Late one night, about a month ago. I read an article on VentureBeat titled, “This 12-year-old kid learned to code on Codecademy, built 5 apps, and is speaking at SXSW.” I thought to myself – if he could do it, so could I! So I got pumped-up, signed myself up for Codecademy, and sat down with a strong cup of tea. Then I did two whole lessons, fell asleep, and I haven’t signed in since.
Luckily, coding is the topic for my upcoming digital marketing class and I was required to spend two hours on it. This is how far I got:
I learned the fundamentals of HTML, how to add structure and style, how to make tables and lists, and how to add images and links. It was a successful two hours. Some of the beginning lessons were reminiscent of things I was taught in computer class in elementary school – funny enough, I was also very pumped on coding then, but I got distracted with the photo editing software (read: MS Paint) and fell in love with graphic design instead. There’s another article on VentureBeat about the benefits of elementary school kids learning to code (looking back, it was weird that my school had even basic HTML, since I never thought of my small island to be very progressive).
The above is where I stopped-getting into CSS. I’m looking forward to sneaking more coding lessons into my life. Codecademy breaks lessons up into small, very manageable and easy-to-follow chunks.
Computers are everywhere. Coding is important. Just watch this video from code.org:
The best part; coding is useful everywhere and Marketing is not an exception. According to an article from Moz about how technical skills are becoming a requirement for success in online marketing, “a great technical marketer can devise, develop, launch, and analyze their marketing campaigns with little or no assistance.”

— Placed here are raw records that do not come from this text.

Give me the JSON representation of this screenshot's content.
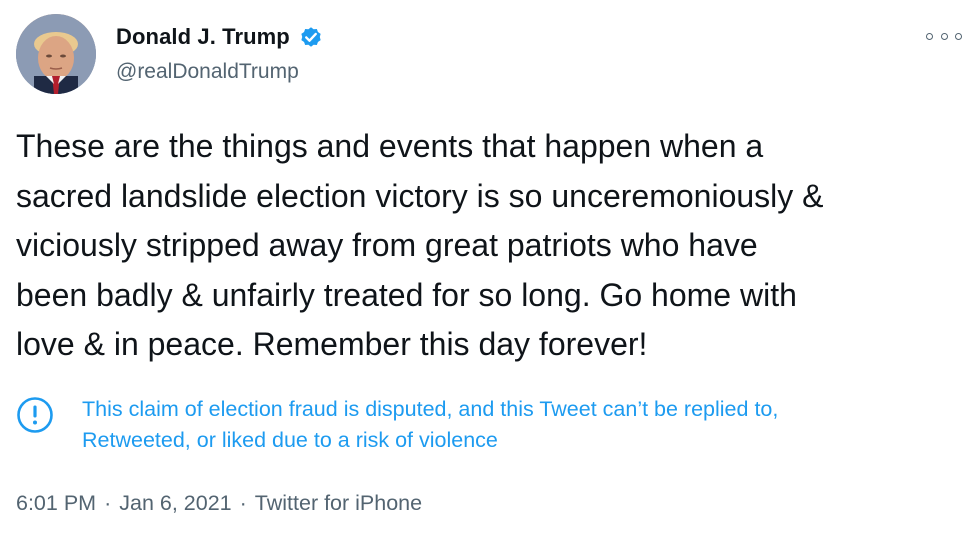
{
  "user": {
    "display_name": "Donald J. Trump",
    "handle": "@realDonaldTrump",
    "verified": true,
    "avatar_icon": "user-avatar"
  },
  "tweet": {
    "text": "These are the things and events that happen when a\nsacred landslide election victory is so unceremoniously &\nviciously stripped away from great patriots who have\nbeen badly & unfairly treated for so long. Go home with\nlove & in peace. Remember this day forever!"
  },
  "notice": {
    "line1": "This claim of election fraud is disputed, and this Tweet can’t be replied to,",
    "line2": "Retweeted, or liked due to a risk of violence",
    "icon": "exclamation-circle-icon"
  },
  "meta": {
    "time": "6:01 PM",
    "separator": "·",
    "date": "Jan 6, 2021",
    "source": "Twitter for iPhone"
  },
  "colors": {
    "accent": "#1d9bf0",
    "text": "#0f1419",
    "secondary": "#536471"
  },
  "icons": {
    "more": "more-options-icon",
    "verified": "verified-badge-icon"
  }
}
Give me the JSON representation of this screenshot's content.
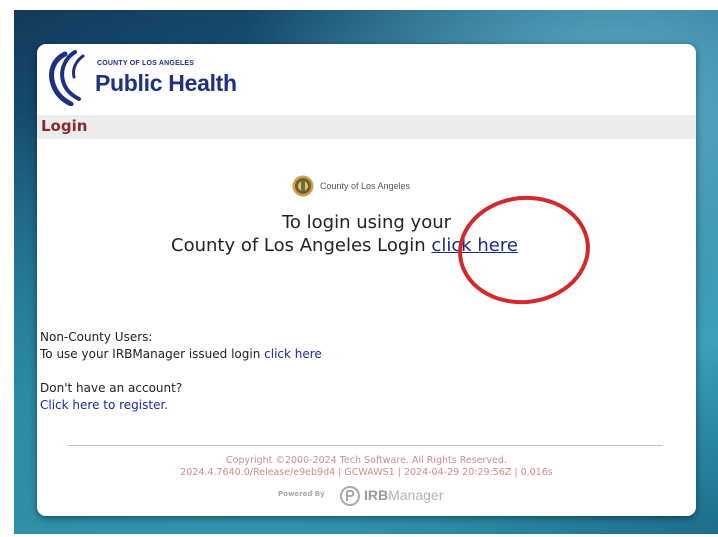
{
  "header": {
    "logo_small": "COUNTY OF LOS ANGELES",
    "logo_big": "Public Health"
  },
  "login_bar": {
    "title": "Login"
  },
  "county": {
    "seal_label": "County of Los Angeles",
    "line1": "To login using your",
    "line2": "County of Los Angeles Login",
    "link": "click here"
  },
  "non_county": {
    "heading": "Non-County Users:",
    "text": "To use your IRBManager issued login",
    "link": "click here"
  },
  "account": {
    "question": "Don't have an account?",
    "register_link": "Click here to register."
  },
  "footer": {
    "copyright": "Copyright ©2000-2024 Tech Software. All Rights Reserved.",
    "build": "2024.4.7640.0/Release/e9eb9d4 | GCWAWS1 | 2024-04-29 20:29:56Z | 0.016s",
    "powered_by": "Powered By",
    "brand_bold": "IRB",
    "brand_rest": "Manager"
  },
  "colors": {
    "brand_blue": "#1e2f86",
    "login_title": "#8a2a2a",
    "link": "#1a2a9a",
    "annotation_circle": "#d62828"
  }
}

In the end – coding can take you to a lot of different places (including one of those swanky offices in the video above) and can be a support tool in many areas of your personal and professional life.